Over the last few years, the company sold automated license plate readers (ALPR) and other surveillance cameras to state prosecutors in New Jersey and a handful of cities and towns throughout the state, including Trenton, Newark, Florence, West Orange, and Montville Township. Packetalk has also advertised partnerships with Passaic, East Orange, and Long Beach Township. In September, Trenton said it used “Packetalk cameras to covertly conduct surveillance throughout the city,” which helped lead to a decrease in crime. The Mercer County prosecutor’s office also praised Packetalk in June ahead of a Packetalk demo at a police security expo in Lyndhurst New Jersey.
In November—roughly a year after the FBI began its investigation into Packetalk’s connection, New Jersey’s Office of the Attorney General officially recognized Packetalk as a “certified vendor” for its networked automated license plate reader program. In April, Attorney General Matthew Platkin and Governor Phil Murphy appropriated $10 million in funding for ALPRs “to combat auto theft” using federal funds from the American Rescue Plan.
Platkin’s office acknowledged a request for comment from 404 Media but did not provide comment.
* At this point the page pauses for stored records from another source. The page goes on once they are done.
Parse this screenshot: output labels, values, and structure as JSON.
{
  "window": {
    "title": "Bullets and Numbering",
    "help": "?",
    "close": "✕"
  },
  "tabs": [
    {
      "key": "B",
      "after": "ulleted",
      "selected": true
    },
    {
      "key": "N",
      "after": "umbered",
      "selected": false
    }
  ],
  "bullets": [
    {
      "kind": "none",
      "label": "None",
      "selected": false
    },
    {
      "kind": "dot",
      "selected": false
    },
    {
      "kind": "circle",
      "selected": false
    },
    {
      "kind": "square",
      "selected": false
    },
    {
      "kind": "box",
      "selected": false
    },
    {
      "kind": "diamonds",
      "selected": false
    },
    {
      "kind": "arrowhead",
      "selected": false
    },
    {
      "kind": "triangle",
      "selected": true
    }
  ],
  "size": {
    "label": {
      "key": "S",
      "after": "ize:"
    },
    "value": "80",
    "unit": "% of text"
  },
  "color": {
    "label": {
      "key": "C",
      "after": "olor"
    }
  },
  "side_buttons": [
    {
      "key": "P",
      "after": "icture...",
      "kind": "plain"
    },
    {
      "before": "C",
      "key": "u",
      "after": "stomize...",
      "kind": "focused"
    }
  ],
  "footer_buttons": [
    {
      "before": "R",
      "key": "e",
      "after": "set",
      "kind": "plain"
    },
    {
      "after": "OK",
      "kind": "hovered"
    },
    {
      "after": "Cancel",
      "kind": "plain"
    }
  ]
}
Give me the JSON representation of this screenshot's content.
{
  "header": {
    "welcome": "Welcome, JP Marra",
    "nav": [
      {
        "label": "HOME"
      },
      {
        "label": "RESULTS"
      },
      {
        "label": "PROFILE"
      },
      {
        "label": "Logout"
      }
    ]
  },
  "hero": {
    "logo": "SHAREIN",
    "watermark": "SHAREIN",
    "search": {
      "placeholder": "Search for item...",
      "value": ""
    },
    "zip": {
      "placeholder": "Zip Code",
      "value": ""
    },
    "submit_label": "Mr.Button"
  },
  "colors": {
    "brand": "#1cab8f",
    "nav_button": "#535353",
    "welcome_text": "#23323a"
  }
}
Packetalk did not respond to a request for comment. Dahua did not respond to a request for comment.
According to the criminal complaint, a Packetalk camera called “PT-4000-HD-1LPR” was actually manufactured by Dahua “but with a different model number, color, and logo.” Emails included in the complaint show Zakhary asking Dahua employees to rebrand and change the colors of specific cameras. Public records show that Montville Township in New Jersey bought these specific cameras. A spokesperson for the Montville Township police department acknowledged a request for comment but said they couldn’t provide any information until they had read the complaint.
I found one of the cameras shown in the federal criminal complaint on Dahua’s website, called the “EOL: 2MP Starlight Dual-Sensor PTZ Network Camera.”
Emails included in the complaint between Zakhary and a Dahua employee show Dahua telling Zakhary that the company did not believe its products could be purchased with federal funds: “As we understand, the project with Federal funds has quite limitation [sic] to use Dahua products.” Zakhary later tried to get a discount on the cameras because of the blacklisted status: “What is the best you can do on the pricing? I’m comparing spec for spec quality wise and something competition has over your company, is they are not blacklisted by US government.” Zakhary had another conversation with another Dahua employee in which Dahua offers up a server in Mexico City for Packetalk to store surveillance data: “Here are solutions: Dahua we have a server which is designed to safe city and can restore 400 million records. We deploy one in Mexic[o] City. Once the data comes to hundreds [sic] million, only city-level hardware server can support it. [sic]”
“We can’t rely on outside devices for state and federal compliance. Dahua is on banned list,” Zakhary responded. “It’s a big financial and business risking [sic] working with Dahua. Given this situation we try to make things as legit as possible.”
In an interview with the FBI included in the criminal complaint, Zakhary claimed that the cameras he was selling were “shells … and everything short of anything intellectual.” He said that the cameras Packetalk sold were “bleached” in the United States and that the cameras he sold to state agencies “does not represent the guts of the camera.” He said he believed that the cameras he sold were compliant because they were running Packetalk’s software, not Dahlia’s.
Lowes, Home Depot, and Best Buy stopped selling Dahua cameras to consumers in 2021 after the company’s implication in Uyghur surveillance. A 2021 investigation by The Intercept found that the U.S. Military continued buying Dahua cameras in contravention of its own ban.